Monday, July 29, 2013

Only What is Said Kindly is True

Here are some evocative observations from Karl Barth in a letter to a man in Switzerland shortly before Barth’s death:

Basel, 26 November 1968

You very kindly sent me your writing along with an accompanying letter. I thank you for this but also have to admit quite openly that I took no pleasure in reading it.

As opposed to what you learned from the other side, I have to say that precisely “in essentials” I am not at one with you and that I do not expect this publication of yours to have any salutary effect.

Why not? Because I do not detect in your work the slightest trace of what is called in holy scripture the peace of God that passes all understanding.

You say many correct things. But what is correct is not always true. Only what is said kindly is true. You do not speak kindly in a single line.

You utter a powerful No on all sides. It is indeed necessary to say No too. But the right No can only be one which derives from and is upheld by an even more powerful Yes. I hear you say only No.

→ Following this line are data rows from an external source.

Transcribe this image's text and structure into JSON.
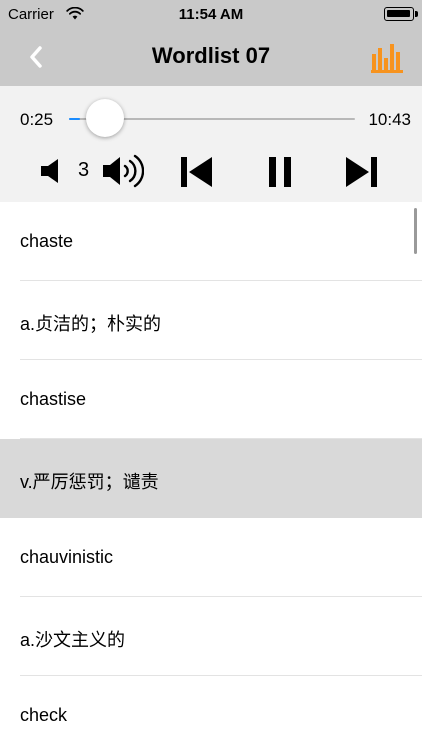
{
  "status_bar": {
    "carrier": "Carrier",
    "time": "11:54 AM"
  },
  "nav": {
    "title": "Wordlist 07"
  },
  "player": {
    "elapsed": "0:25",
    "duration": "10:43",
    "progress_fraction": 0.04,
    "volume_level": "3"
  },
  "colors": {
    "accent": "#f7931e",
    "progress": "#1a8cff",
    "header_bg": "#c9c9c9",
    "selected_row_bg": "#d9d9d9"
  },
  "icons": {
    "back": "chevron-left-icon",
    "equalizer": "equalizer-icon",
    "volume_down": "speaker-low-icon",
    "volume_up": "speaker-high-icon",
    "previous": "skip-previous-icon",
    "pause": "pause-icon",
    "next": "skip-next-icon"
  },
  "words": [
    {
      "text": "chaste",
      "selected": false
    },
    {
      "text": "a.贞洁的；朴实的",
      "selected": false
    },
    {
      "text": "chastise",
      "selected": false
    },
    {
      "text": "v.严厉惩罚；谴责",
      "selected": true
    },
    {
      "text": "chauvinistic",
      "selected": false
    },
    {
      "text": "a.沙文主义的",
      "selected": false
    },
    {
      "text": "check",
      "selected": false
    }
  ]
}
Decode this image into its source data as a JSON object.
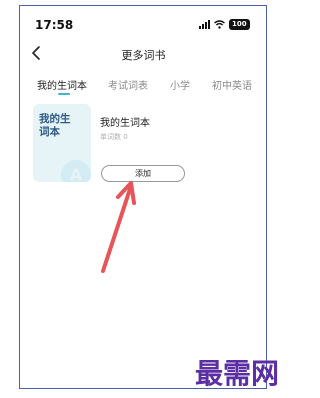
{
  "status_bar": {
    "time": "17:58",
    "battery": "100"
  },
  "header": {
    "title": "更多词书"
  },
  "tabs": [
    {
      "label": "我的生词本",
      "active": true
    },
    {
      "label": "考试词表",
      "active": false
    },
    {
      "label": "小学",
      "active": false
    },
    {
      "label": "初中英语",
      "active": false
    }
  ],
  "book": {
    "cover_title": "我的生词本",
    "cover_letter": "A",
    "name": "我的生词本",
    "word_count": "单词数 0",
    "add_label": "添加"
  },
  "watermark": "最需网",
  "colors": {
    "accent": "#3fb9c9",
    "arrow": "#e8545a",
    "watermark": "#5b2fa3",
    "frame": "#4a5fb0"
  }
}
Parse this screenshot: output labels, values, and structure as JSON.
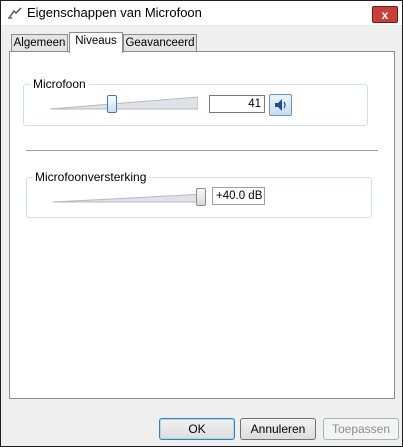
{
  "window": {
    "title": "Eigenschappen van Microfoon",
    "close_label": "x"
  },
  "tabs": [
    {
      "label": "Algemeen",
      "active": false
    },
    {
      "label": "Niveaus",
      "active": true
    },
    {
      "label": "Geavanceerd",
      "active": false
    }
  ],
  "microphone": {
    "label": "Microfoon",
    "level_value": "41",
    "level_fraction": 0.41,
    "mute_icon": "speaker-icon"
  },
  "boost": {
    "label": "Microfoonversterking",
    "value": "+40.0 dB",
    "level_fraction": 1.0
  },
  "buttons": {
    "ok": "OK",
    "cancel": "Annuleren",
    "apply": "Toepassen"
  },
  "colors": {
    "close": "#c8403a",
    "accent": "#3c7fb1"
  }
}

You accuse. That, too, has to be done. But, again, if this is Christian accusation, it has to be enclosed in the promise, in the glad tidings of God’s grace. In you it is naked accusation.

You demand that others repent. Sometimes one must dare to do this. But only he may do so who himself repents and lives in repentance. You preach down from your high horse, righteous among the unrighteous, pure among the impure.

Dear Mr. N. N., I am in my eighty-third year, I am ahead of you by many years along with their experience of life, and I can only say: It cannot be done as you are trying to do it in your book. A Christian should not speak as you do either to his fellow-Christians or to his fellow-men nor should the church speak to the world.

. . . I concede you mean well. But in my serious opinion you must mean well in a better way.

This has me wondering (and I do not have the philosophical or theological background to do more than wonder). I wonder: If God is love (1 John 4:8)  and love is kind (1 Corinthians 13:4), might we say with Barth that mere facts, however correct, do not fully participate in the Truth unless they are expressed with kindness and toward loving ends? And unless we are able to do so, can we claim to know what we are talking about? How might the answers to these questions inform our speech to and about one another and, for that matter, the rest of creation?

Rather, speaking the truth in love, we are to grow up in every way into him who is the head, into Christ, from whom the whole body, joined and knit together by every joint with which it is supplied, when each part is working properly, makes bodily growth and upbuilds itself in love. (Ephesians 4:15-16)


Bob Kusiolek said...

Father Matt,
That was a very interesting post. I'll utter a "Yes" in approval of the thought that kindness counts.

On another occasion, Barth sent a letter to Dr. Geoffrey W. Bromiley (co-editor of Christianity Today at the time) in which he addressed the unkind criticism he often received from those who think uttering that powerful "No" is the height of orthodoxy. Barth wrote: "These men have already had their so-called orthodoxy for a long time. They are closed to anything else, they will cling to it at all costs, and they can adopt toward me only the role of prosecuting attorneys, trying to establish whether what I represent agrees or disagrees with their orthodoxy, in which I for my part have no interest! None of their questions leaves me with the impression that they want to seek with me the truth that is greater than us all."

Indeed, the truth is great than us all!

As Wittgenstein said: "To believe in God means to see that the facts of the world are not the end of the matter."

Bob Kusiolek

Bob Kusiolek said...

Oops! My third paragraph should have read: "Indeed, the truth is greater than us all!" Truthfully! :-)


Matt Gunter said...

Thanks, Bob, for the extra Barth quote. Good and wise words. And the Wittgenstsein quote is wonderful, too.

Of course, it has to be acknowledged that Barth was plenty capable of the emphatic, "Nein!" as Emil Brunner experienced.

Interestingly, the collection of letter from which I copied the above also contains a letter from Barth to Brunner's widow soon after his death expressing sympathy and quite conciliatory. I don't know if he ever extended an olive leaf to Brunner while the latter was living.